● EXERCISE REQUIREMENTS
Where in the records does the word "object" appear? Copy each line that holds it.

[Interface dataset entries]
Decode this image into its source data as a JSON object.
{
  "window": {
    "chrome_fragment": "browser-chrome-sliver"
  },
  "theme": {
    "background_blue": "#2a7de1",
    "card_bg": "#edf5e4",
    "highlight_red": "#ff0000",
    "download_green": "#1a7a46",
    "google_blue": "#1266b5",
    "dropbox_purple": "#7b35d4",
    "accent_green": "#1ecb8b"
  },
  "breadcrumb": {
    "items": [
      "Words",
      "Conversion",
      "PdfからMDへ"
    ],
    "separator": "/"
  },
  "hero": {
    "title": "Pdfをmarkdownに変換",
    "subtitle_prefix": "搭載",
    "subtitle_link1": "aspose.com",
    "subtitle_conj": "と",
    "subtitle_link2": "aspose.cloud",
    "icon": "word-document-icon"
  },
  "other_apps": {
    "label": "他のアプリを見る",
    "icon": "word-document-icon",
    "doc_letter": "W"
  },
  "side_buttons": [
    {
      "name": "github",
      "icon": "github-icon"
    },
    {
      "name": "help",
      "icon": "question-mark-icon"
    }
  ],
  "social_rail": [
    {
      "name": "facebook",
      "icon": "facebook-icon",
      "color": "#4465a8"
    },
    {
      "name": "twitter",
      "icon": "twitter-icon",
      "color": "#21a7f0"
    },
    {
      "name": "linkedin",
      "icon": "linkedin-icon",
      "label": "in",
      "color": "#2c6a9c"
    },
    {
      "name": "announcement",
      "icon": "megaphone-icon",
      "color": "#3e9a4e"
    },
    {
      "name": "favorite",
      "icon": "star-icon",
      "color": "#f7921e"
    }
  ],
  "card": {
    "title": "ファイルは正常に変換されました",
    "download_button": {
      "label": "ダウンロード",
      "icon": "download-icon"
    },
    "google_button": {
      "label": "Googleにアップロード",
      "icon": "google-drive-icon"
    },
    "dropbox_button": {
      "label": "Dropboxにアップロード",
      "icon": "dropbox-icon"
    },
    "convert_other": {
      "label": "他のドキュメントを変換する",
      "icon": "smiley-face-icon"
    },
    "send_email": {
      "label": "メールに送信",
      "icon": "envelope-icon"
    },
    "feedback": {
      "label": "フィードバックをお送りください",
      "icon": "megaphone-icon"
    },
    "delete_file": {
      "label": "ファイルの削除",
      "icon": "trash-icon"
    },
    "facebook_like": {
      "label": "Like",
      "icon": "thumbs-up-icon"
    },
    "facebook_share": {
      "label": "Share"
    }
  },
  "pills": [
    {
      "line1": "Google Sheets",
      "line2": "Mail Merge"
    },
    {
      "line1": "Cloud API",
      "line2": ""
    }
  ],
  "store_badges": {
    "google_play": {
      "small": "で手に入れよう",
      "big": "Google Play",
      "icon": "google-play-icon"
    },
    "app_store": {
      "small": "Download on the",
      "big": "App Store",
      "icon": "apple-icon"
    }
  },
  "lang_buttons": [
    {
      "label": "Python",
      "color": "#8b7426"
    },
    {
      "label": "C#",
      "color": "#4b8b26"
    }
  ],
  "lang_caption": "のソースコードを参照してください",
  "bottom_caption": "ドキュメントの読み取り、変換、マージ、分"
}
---
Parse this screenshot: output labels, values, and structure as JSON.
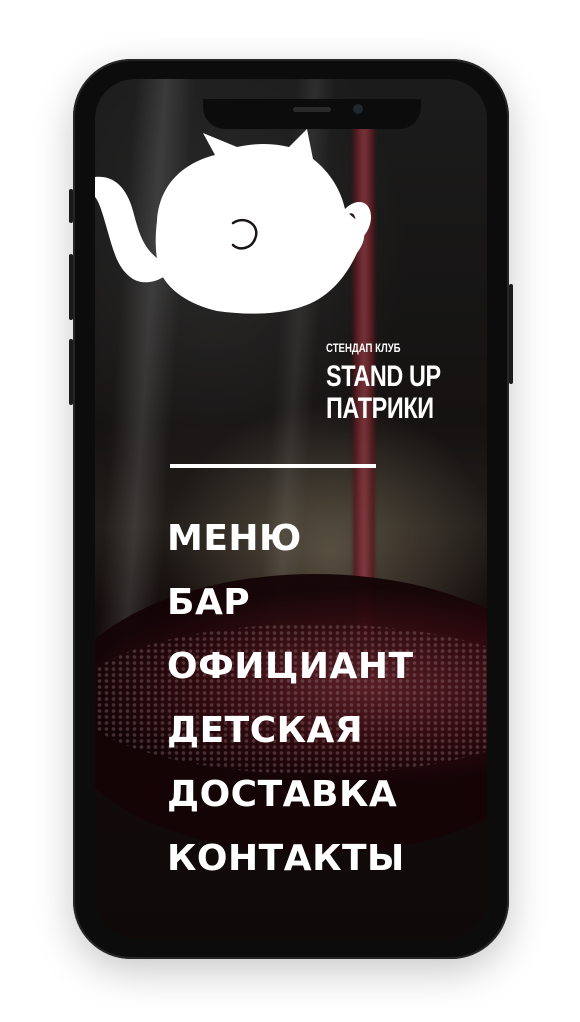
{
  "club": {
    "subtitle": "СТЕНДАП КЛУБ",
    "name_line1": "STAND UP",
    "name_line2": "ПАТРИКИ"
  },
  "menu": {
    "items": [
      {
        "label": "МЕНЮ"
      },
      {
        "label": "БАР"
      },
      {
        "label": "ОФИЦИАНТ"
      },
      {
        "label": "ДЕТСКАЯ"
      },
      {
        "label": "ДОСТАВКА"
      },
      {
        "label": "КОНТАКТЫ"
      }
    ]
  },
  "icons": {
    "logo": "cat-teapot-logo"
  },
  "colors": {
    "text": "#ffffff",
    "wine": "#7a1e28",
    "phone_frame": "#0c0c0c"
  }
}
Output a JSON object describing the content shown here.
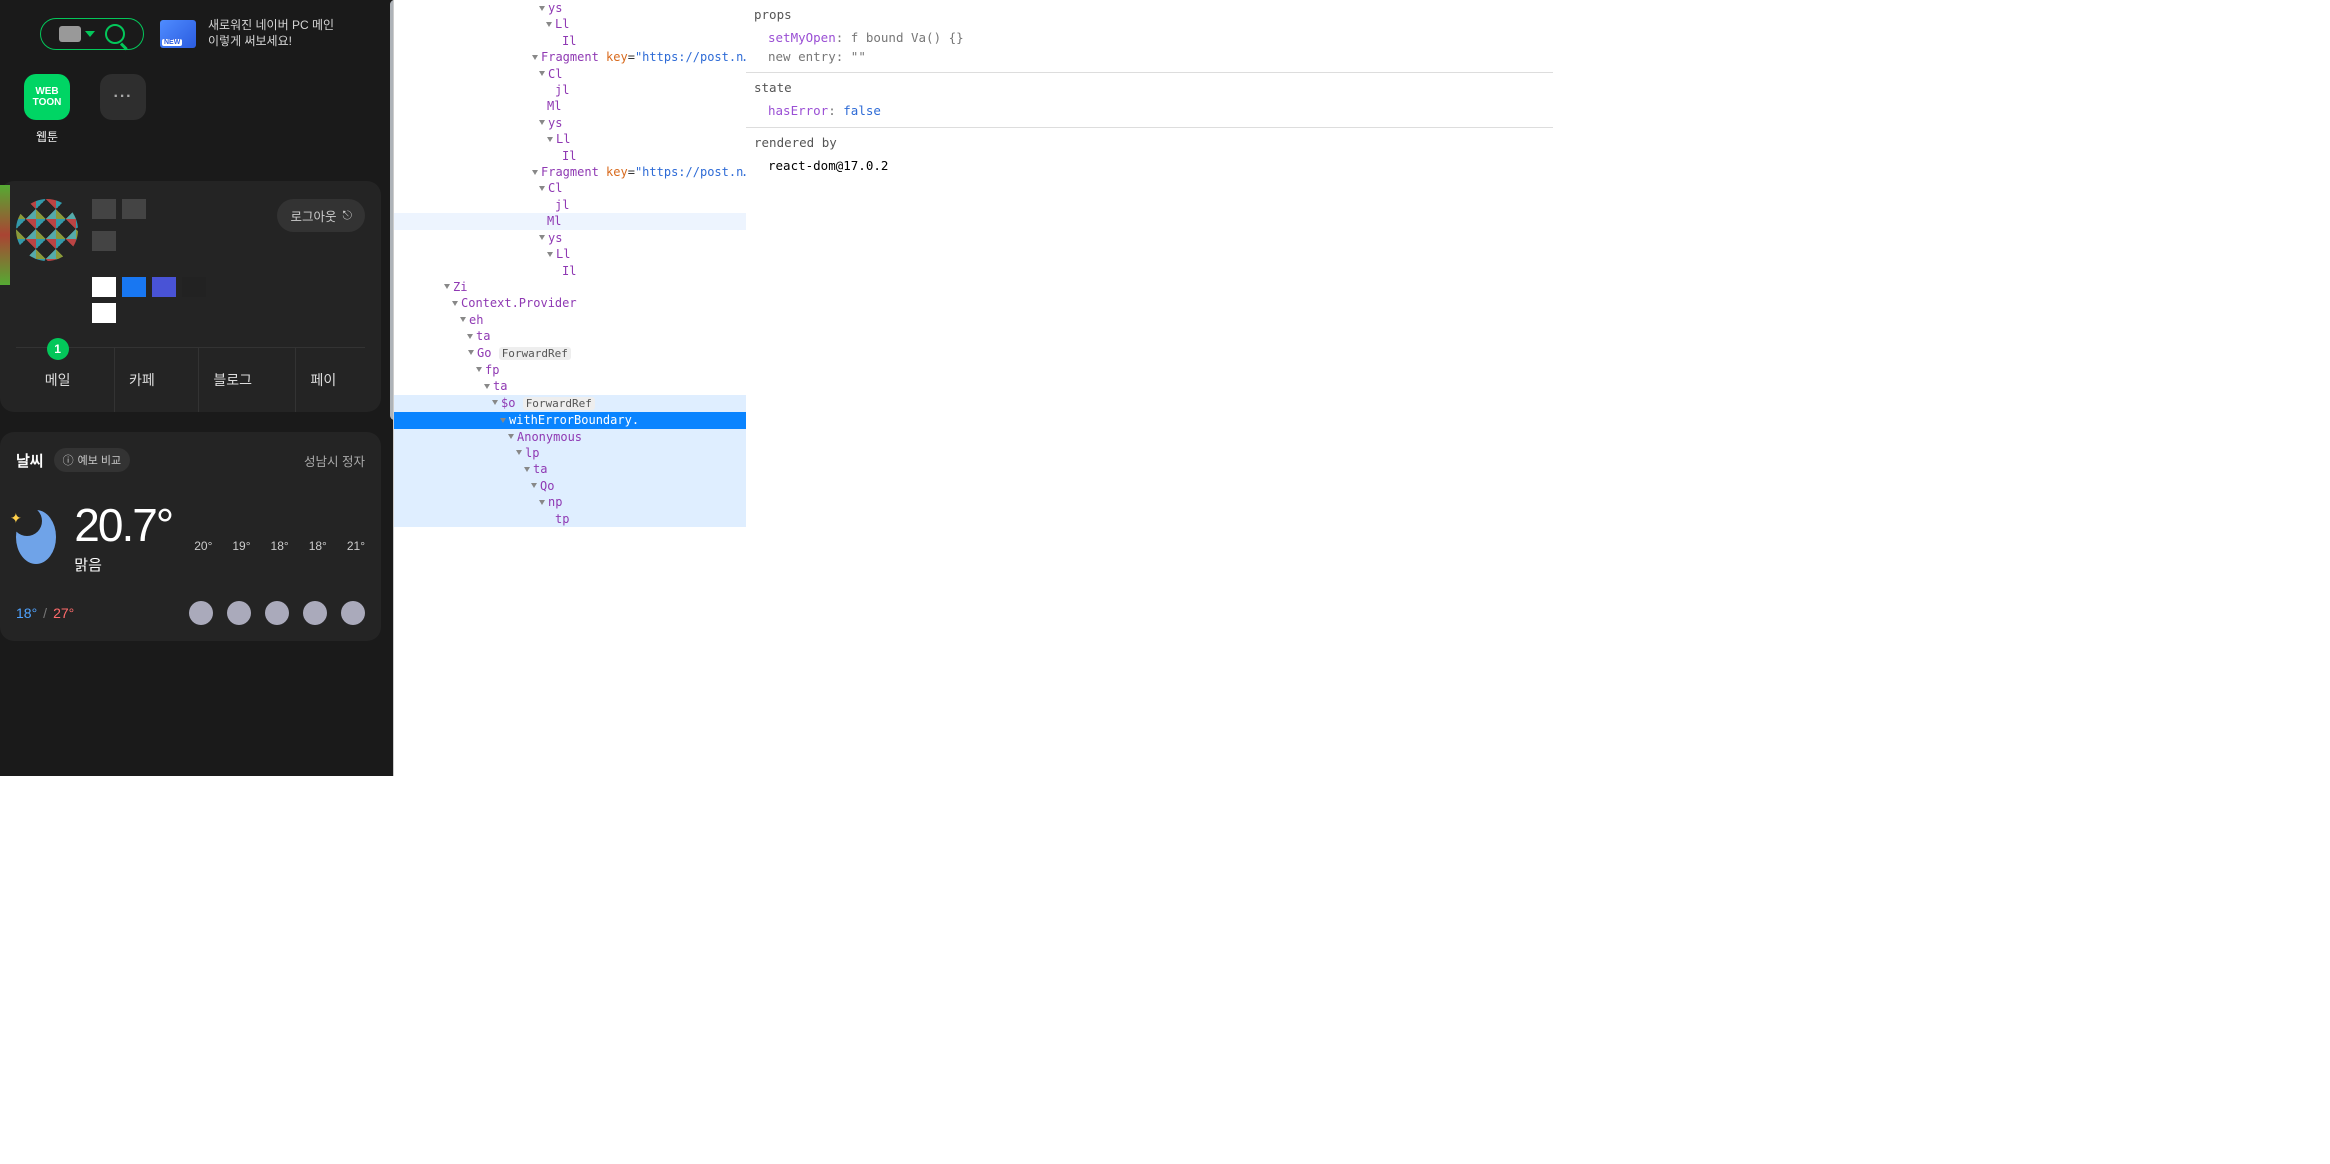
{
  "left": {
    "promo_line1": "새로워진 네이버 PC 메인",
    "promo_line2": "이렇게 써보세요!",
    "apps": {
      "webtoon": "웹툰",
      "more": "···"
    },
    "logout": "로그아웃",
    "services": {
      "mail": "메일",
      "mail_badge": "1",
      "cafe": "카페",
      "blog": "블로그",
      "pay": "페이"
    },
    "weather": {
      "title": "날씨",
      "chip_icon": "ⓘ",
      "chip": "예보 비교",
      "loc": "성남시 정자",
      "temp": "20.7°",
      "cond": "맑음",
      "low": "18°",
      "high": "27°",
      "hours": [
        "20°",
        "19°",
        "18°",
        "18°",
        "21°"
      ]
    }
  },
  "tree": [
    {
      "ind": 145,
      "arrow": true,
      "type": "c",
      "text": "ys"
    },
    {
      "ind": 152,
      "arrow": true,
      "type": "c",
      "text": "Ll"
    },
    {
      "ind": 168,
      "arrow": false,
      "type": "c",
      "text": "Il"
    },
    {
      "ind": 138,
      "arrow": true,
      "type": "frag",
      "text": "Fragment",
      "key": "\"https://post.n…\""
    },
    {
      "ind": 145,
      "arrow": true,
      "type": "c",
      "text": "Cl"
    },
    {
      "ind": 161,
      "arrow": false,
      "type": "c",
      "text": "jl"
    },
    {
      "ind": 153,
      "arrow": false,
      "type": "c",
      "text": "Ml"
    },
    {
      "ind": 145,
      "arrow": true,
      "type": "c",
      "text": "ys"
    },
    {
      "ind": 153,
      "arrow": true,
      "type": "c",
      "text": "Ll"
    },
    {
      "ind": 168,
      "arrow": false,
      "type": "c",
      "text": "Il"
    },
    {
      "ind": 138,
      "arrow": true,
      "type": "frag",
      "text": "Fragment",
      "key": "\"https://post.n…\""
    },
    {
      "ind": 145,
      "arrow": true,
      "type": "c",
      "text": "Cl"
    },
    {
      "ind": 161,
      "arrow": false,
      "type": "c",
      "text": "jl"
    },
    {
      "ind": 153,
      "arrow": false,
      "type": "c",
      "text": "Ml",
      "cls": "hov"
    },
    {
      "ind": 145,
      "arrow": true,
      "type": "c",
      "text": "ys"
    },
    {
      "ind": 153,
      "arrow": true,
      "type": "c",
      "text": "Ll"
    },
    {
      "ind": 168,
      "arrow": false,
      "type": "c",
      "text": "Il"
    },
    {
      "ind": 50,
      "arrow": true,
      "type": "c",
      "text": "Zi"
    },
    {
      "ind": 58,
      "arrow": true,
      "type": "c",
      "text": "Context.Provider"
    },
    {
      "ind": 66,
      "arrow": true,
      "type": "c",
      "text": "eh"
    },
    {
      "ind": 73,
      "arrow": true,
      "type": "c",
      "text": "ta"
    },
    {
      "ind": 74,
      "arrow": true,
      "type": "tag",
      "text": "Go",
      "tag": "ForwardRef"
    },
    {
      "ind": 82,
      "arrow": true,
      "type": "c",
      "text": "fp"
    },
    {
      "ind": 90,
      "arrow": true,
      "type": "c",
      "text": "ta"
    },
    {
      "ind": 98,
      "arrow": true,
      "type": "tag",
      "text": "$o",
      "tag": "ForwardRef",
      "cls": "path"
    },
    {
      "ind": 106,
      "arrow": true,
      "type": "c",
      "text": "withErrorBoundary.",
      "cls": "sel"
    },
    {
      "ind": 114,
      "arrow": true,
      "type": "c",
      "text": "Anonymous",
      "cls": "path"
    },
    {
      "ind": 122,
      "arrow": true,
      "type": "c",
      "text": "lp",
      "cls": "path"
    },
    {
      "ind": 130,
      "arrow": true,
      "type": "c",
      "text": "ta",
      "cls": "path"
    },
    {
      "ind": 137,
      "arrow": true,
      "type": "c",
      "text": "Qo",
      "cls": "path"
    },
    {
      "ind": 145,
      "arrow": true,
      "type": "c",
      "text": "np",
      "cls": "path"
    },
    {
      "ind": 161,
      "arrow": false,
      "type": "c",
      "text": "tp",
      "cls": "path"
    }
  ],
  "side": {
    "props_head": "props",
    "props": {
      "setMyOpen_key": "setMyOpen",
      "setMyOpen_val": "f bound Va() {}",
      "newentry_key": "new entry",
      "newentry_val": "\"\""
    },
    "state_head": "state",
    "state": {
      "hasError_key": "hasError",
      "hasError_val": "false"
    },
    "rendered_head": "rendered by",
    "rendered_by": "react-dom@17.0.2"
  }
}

● ANSWER TO THIS EXERCISE
Decode this image into its source data as a JSON object.
Output a JSON object describing the content shown here.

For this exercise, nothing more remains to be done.